Water conservation efforts by LWDD help mitigate some of the water supply issues our region experiences.  The large network of LWDD canals plays a critical role in conservation by maintaining groundwater levels which in turn supports the water levels in lakes, ponds, and wetlands across the region. During dry periods, groundwater levels tend to slowly fall in response to low rain and high evaporation. When this occurs, water managers in the region look to large regional storage areas like the Water Conservation Areas in the Everglades or to Lake Okeechobee as a source of supplemental water. Water from these sources is released into the canal network to raise the level of water in the canals. This water in turn seeps through the sandy soils to recharge the groundwater and returns the water table to its normal elevation thus helping to protect drinking water supplies.

The LWDD’s efforts, to manage drainage canals at appropriate elevations to balance water supply needs and avoid ocean discharges when possible, plays a key role in comprehensive water conservation for South Florida.

Photo of low water level in pond

Expect Lower Water Levels In Ponds

It may surprise some residents within the Lake Worth Drainage District (LWDD) boundary to learn that the waterbody that is often referred to as the community lake is in fact a stormwater management pond. A stormwater management pond is an engineered structure built to gather surface water runoff (rainfall). The pond temporarily stores water and then releases it at a controlled rate until the designed water elevation in the pond is achieved.

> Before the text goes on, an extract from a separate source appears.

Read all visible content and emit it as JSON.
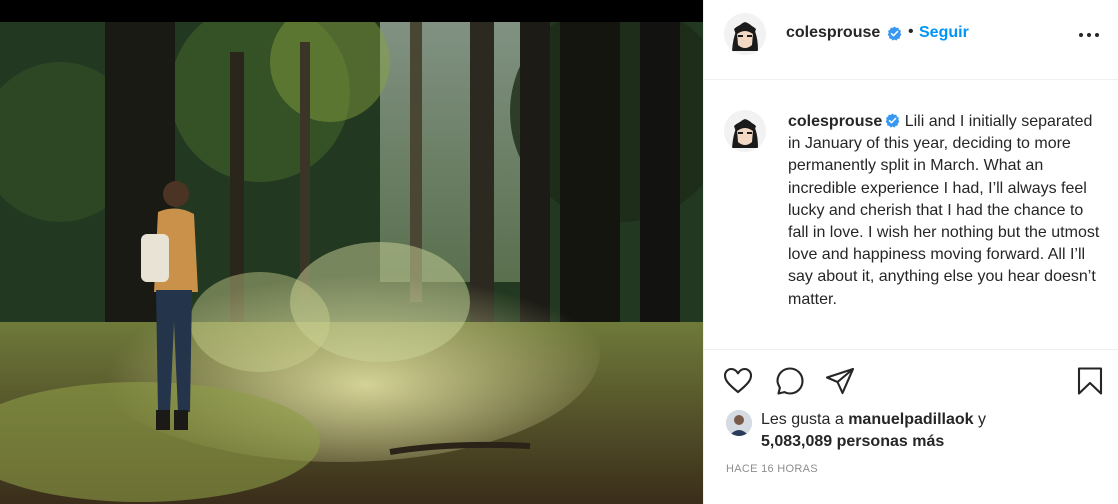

Although stormwater ponds can be an attractive feature for the community, this may not be the case during Florida’s dry season that runs from approximately October to May. During the dry season it is expected that ponds will have a lower water elevation which may expose sandy banks and reduce the ability to utilize the pond for lawn irrigation. Since rainfall is the primary way stormwater ponds receive their water supply, and water from the LWDD canal system cannot be used to recharge ponds, these conditions will continue until additional rainfall occurs.

However, during the dry season when water levels are lower, it is the ideal time of year for communities to conduct inspections of their drainage infrastructure and make any necessary repairs. To ensure you have a well-maintained drainage system, communities should:

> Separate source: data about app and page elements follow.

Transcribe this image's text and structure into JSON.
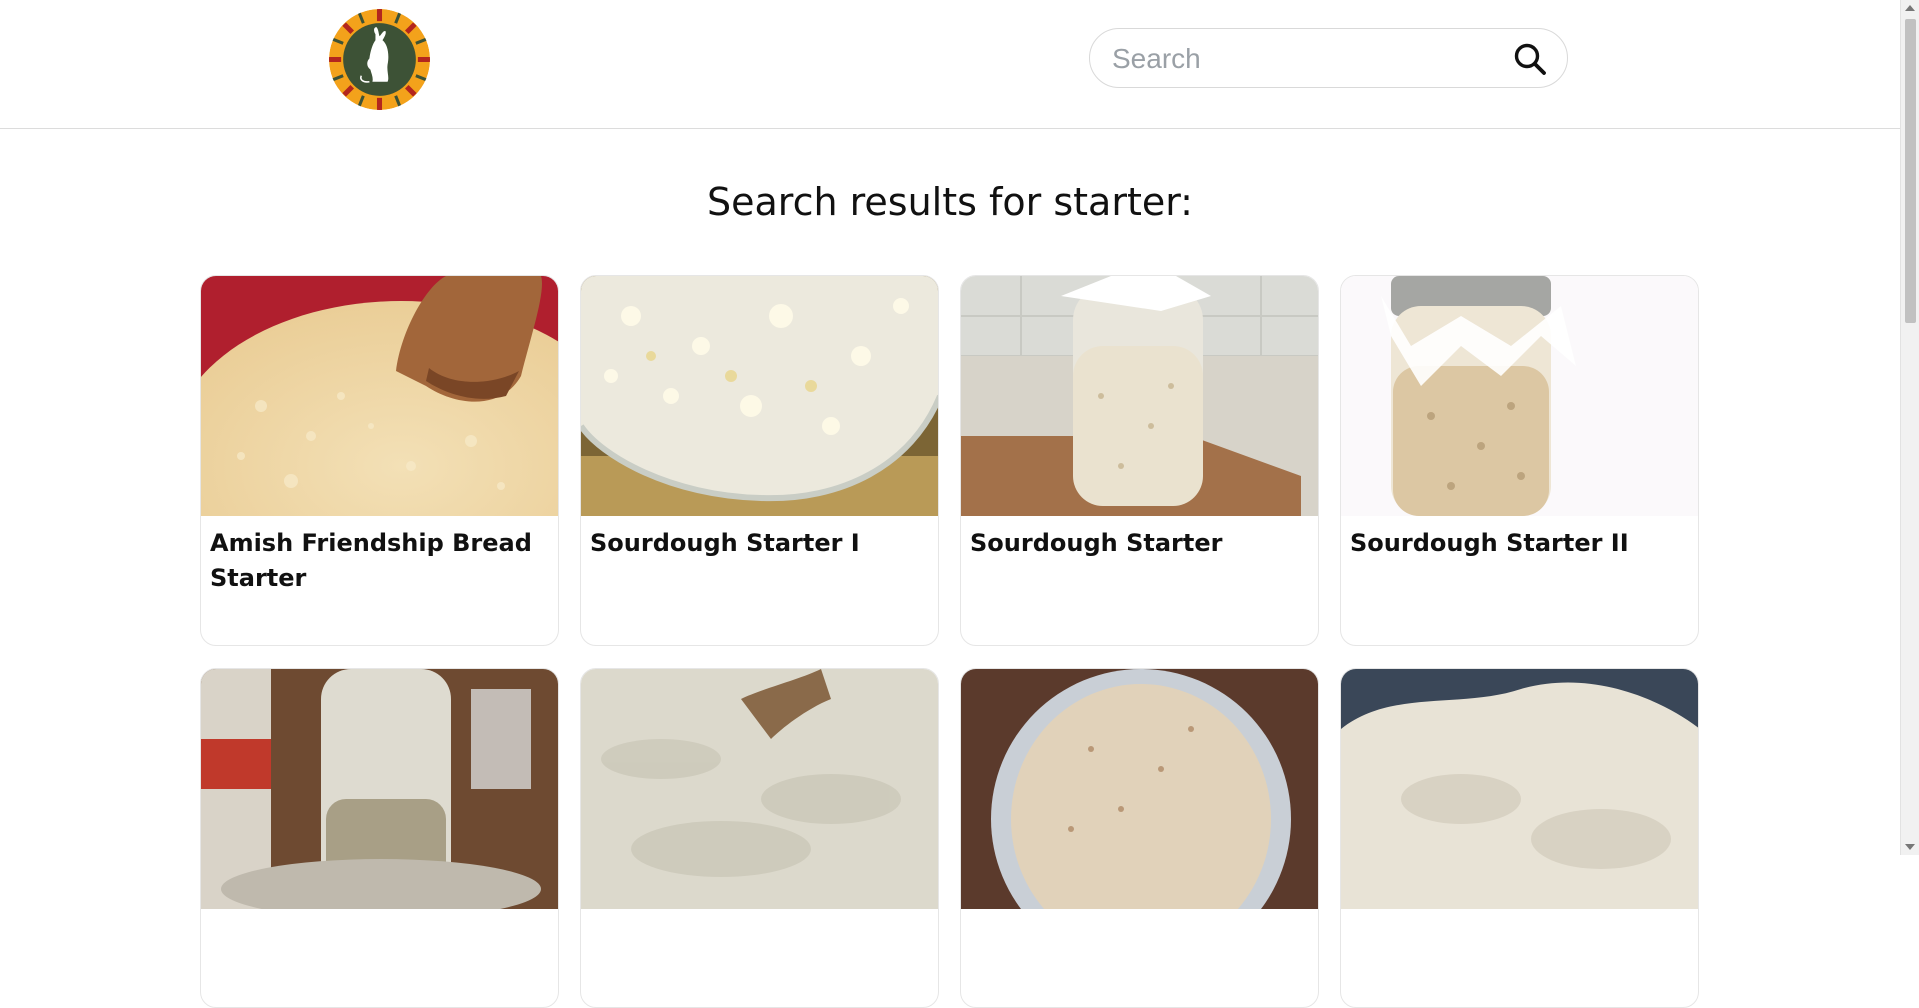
{
  "header": {
    "search_placeholder": "Search"
  },
  "results": {
    "heading": "Search results for starter:"
  },
  "recipes": [
    {
      "title": "Amish Friendship Bread Starter"
    },
    {
      "title": "Sourdough Starter I"
    },
    {
      "title": "Sourdough Starter"
    },
    {
      "title": "Sourdough Starter II"
    },
    {
      "title": ""
    },
    {
      "title": ""
    },
    {
      "title": ""
    },
    {
      "title": ""
    }
  ],
  "icons": {
    "search": "search-icon",
    "logo": "rabbit-logo-icon"
  },
  "colors": {
    "logo_green": "#3d5236",
    "logo_orange": "#f3a21b",
    "logo_red": "#b3261e",
    "border": "#dcdcdc"
  }
}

  • Keep swale areas free of debris & vegetation and mow regularly.
  • Clear trash and debris from street drains.
  • Inspect discharge points/outfalls into LWDD canals.
  • Have underground drainage pipes inspected every three to five years.
  • Exercise operable discharge control structures by opening and closing them a few times.
  • Visually inspect fixed discharge control structures for structural integrity and potential blockages.

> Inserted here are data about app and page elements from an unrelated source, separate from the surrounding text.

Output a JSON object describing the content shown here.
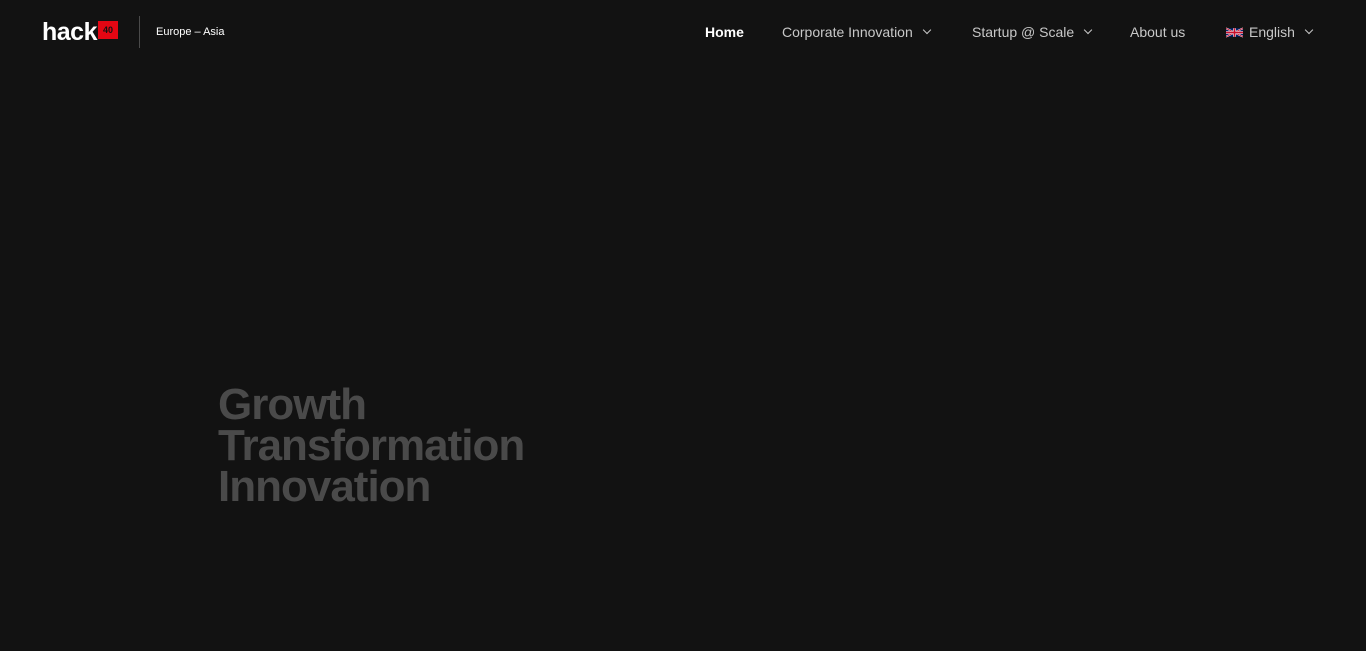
{
  "header": {
    "logo": {
      "word": "hack",
      "badge": "40"
    },
    "region": "Europe – Asia"
  },
  "nav": {
    "items": [
      {
        "label": "Home",
        "active": true,
        "has_dropdown": false
      },
      {
        "label": "Corporate Innovation",
        "active": false,
        "has_dropdown": true
      },
      {
        "label": "Startup @ Scale",
        "active": false,
        "has_dropdown": true
      },
      {
        "label": "About us",
        "active": false,
        "has_dropdown": false
      }
    ],
    "language": {
      "label": "English",
      "icon": "uk-flag-icon",
      "has_dropdown": true
    }
  },
  "hero": {
    "lines": [
      "Growth",
      "Transformation",
      "Innovation"
    ]
  },
  "colors": {
    "background": "#121212",
    "accent": "#e30613",
    "nav_text": "#c8c8c8",
    "hero_text": "#4a4a4a"
  }
}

More information on community drainage maintenance can be found on LWDD’s website at (Link: ).